This is a problem because as Matthew and Tucker (2018) note, when clinical practice no longer reflects the best available scientific evidence, the result can be sub-standard patient care.
The theory-practice gap is nothing new and even though the challenge of bringing research evidence and clinical practice closer together has been recognised for years, it still remains a problem, especially for newly qualified staff.
Of course, as Chapman (2017) says, nurses shouldn’t expect to know everything. Yet, it’s only by understanding practice in relation to theory that skills and knowledge can be kept relevant and up-to-date.
In the view of Chapman (2017), the theory-practice gap can be viewed in the following ways:
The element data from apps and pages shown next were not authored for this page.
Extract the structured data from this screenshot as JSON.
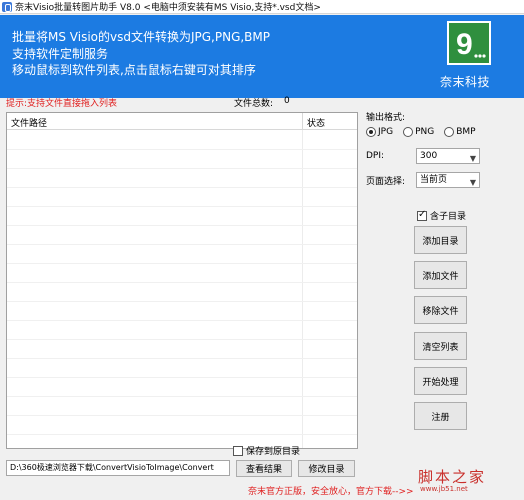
{
  "window": {
    "title": "奈末Visio批量转图片助手   V8.0   <电脑中须安装有MS Visio,支持*.vsd文档>"
  },
  "banner": {
    "line1": "批量将MS Visio的vsd文件转换为JPG,PNG,BMP",
    "line2": "支持软件定制服务",
    "line3": "移动鼠标到软件列表,点击鼠标右键可对其排序",
    "brand": "奈末科技",
    "logo_text": "9"
  },
  "list": {
    "hint": "提示:支持文件直接拖入列表",
    "count_label": "文件总数:",
    "count_value": "0",
    "columns": [
      "文件路径",
      "状态"
    ]
  },
  "settings": {
    "format_label": "输出格式:",
    "formats": [
      {
        "label": "JPG",
        "checked": true
      },
      {
        "label": "PNG",
        "checked": false
      },
      {
        "label": "BMP",
        "checked": false
      }
    ],
    "dpi_label": "DPI:",
    "dpi_value": "300",
    "page_label": "页面选择:",
    "page_value": "当前页",
    "include_subdir_label": "含子目录",
    "include_subdir_checked": true
  },
  "buttons": {
    "add_dir": "添加目录",
    "add_file": "添加文件",
    "remove_file": "移除文件",
    "clear_list": "清空列表",
    "start": "开始处理",
    "register": "注册",
    "view_result": "查看结果",
    "change_dir": "修改目录"
  },
  "output": {
    "save_to_source_label": "保存到原目录",
    "save_to_source_checked": false,
    "path_value": "D:\\360极速浏览器下载\\ConvertVisioToImage\\Convert"
  },
  "footer": {
    "text": "奈末官方正版，安全放心，官方下载-->>"
  },
  "watermark": {
    "text": "脚本之家",
    "url": "www.jb51.net"
  },
  "colors": {
    "banner": "#1c7be2",
    "logo": "#2f8f3e",
    "hint": "#e02020"
  }
}
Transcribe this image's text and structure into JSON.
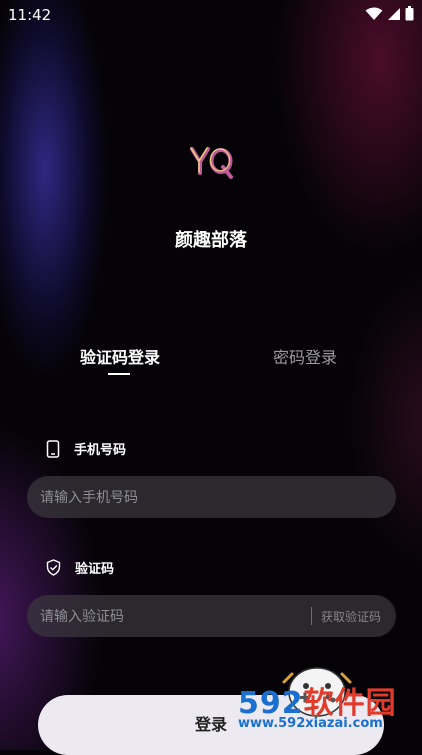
{
  "status_bar": {
    "time": "11:42"
  },
  "app": {
    "name": "颜趣部落"
  },
  "tabs": [
    {
      "label": "验证码登录",
      "active": true
    },
    {
      "label": "密码登录",
      "active": false
    }
  ],
  "phone_field": {
    "label": "手机号码",
    "placeholder": "请输入手机号码",
    "value": ""
  },
  "code_field": {
    "label": "验证码",
    "placeholder": "请输入验证码",
    "value": "",
    "get_code_label": "获取验证码"
  },
  "login_button": {
    "label": "登录"
  },
  "watermark": {
    "brand_num": "592",
    "brand_text": "软件园",
    "url": "www.592xiazai.com"
  },
  "colors": {
    "accent_pink": "#c05a9a",
    "logo_yellow": "#e8d27a",
    "input_bg": "#3a383e",
    "button_bg": "#eceaf0"
  },
  "icons": [
    "signal-icon",
    "wifi-icon",
    "battery-icon",
    "phone-icon",
    "shield-icon"
  ]
}
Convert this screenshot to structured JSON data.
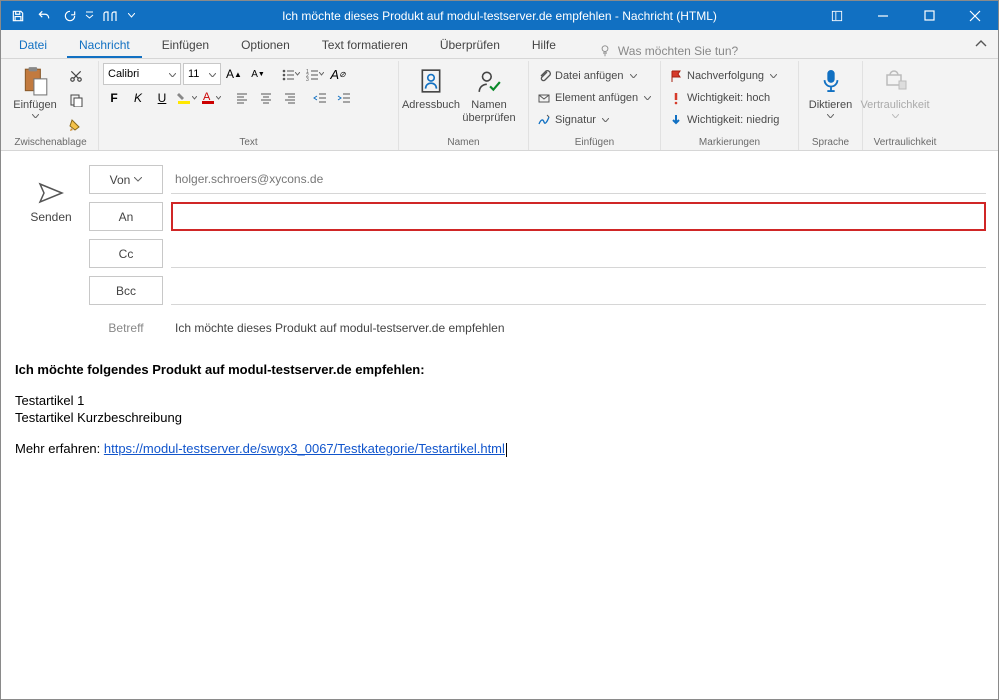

For nurse educators, the dichotomy between the theoretical input taught in the classroom and what is practised or experienced on the wards remains a perennial problem (Landers 2000), and nowhere is this gap so large as for newly qualified students.
It’s a gap that is inevitably encountered by all nurses at various times in their careers, but it is student nurses, given their novice status and limited experience, who perhaps struggle most to manage the theory-practice void (Scully 2011).
There have been many initiatives introduced over the years in an effort to bridge the theory-practice gap, most of which have focused on the role of the nurse teacher, preceptor or mentor. Yet, despite a high level of awareness of the problem and a willingness to find creative solutions, barriers still remain to integrate research-based theories into clinical practice.
Armstong (2009) makes the following suggestions as to why this problem remains so difficult to tackle:
The all-important question is, ‘can the theory-practice gap ever be closed?'
Cook (1991) argues that it cannot, and that while the narrowing of the theory/practice gap may be a realistic goal, attempts to close it completely are "doomed to failure".
Whilst questions about how to completely close the theory-practice gap remain unanswered, the role of the mentor is gaining increasing recognition as the best way for novice practitioners to make sure that their knowledge is both up to date and relevant to their practice.
It’s long been understood that the best learning comes through experience and that practitioners prefer to use the knowledge they gain from their colleagues.
However, this preference can be a double-edged sword, as knowledge picked up ‘on the go’ could be flawed or even misinterpreted (El Hussein & Osuji 2017).
This is why nurse educators and competent mentors have such an important part to play in encouraging reflection and critical thinking to help minimise the gap between research and practice. By sharing their experiential knowledge validated by real experience, they can assist learners to keep their knowledge up-to-date in a way that is both consistent and valid for real patient care.
As Rolfe (1998) simply points out, the aim of nursing research is the generation of knowledge, and whilst this is a relevant aim in theory-based disciplines such as sociology, the primary concern of nursing is with practice.
In other words, if clinical research is actually to make a difference to practice, it must be practitioner-based.
To date, all attempts to bring research and practice closer together have been, at best, only partially successful.
So, given that expectations of completely closing the research-practice gap are unrealistic, how can nurse academics and educators help to support a closer relationship between research and clinical practice?
Based on extensive research, Matthew and Tucker (2018) suggest the following:
In order to achieve this, practitioners need to have access to updated information, learning resources and continuing education opportunities.
In an ideal situation, research is informed by clinical practice and practice is informed by research. However, finding creative and meaningful ways to merge clinical practice and research in order to deliver safe and up-to-date care can be a struggle in a clinical environment that is ever-changing and evolving.
Bridging the gap between research and the realities of everyday practice is a challenge that isn’t going away soon.
Nor is it the sole responsibility of academics, but rather, a challenge shared by educators and practitioners too.
After all, the students of today are the leaders of tomorrow, and that means that all nurses and midwives, wherever they work, have a responsibility to forward their profession in some way.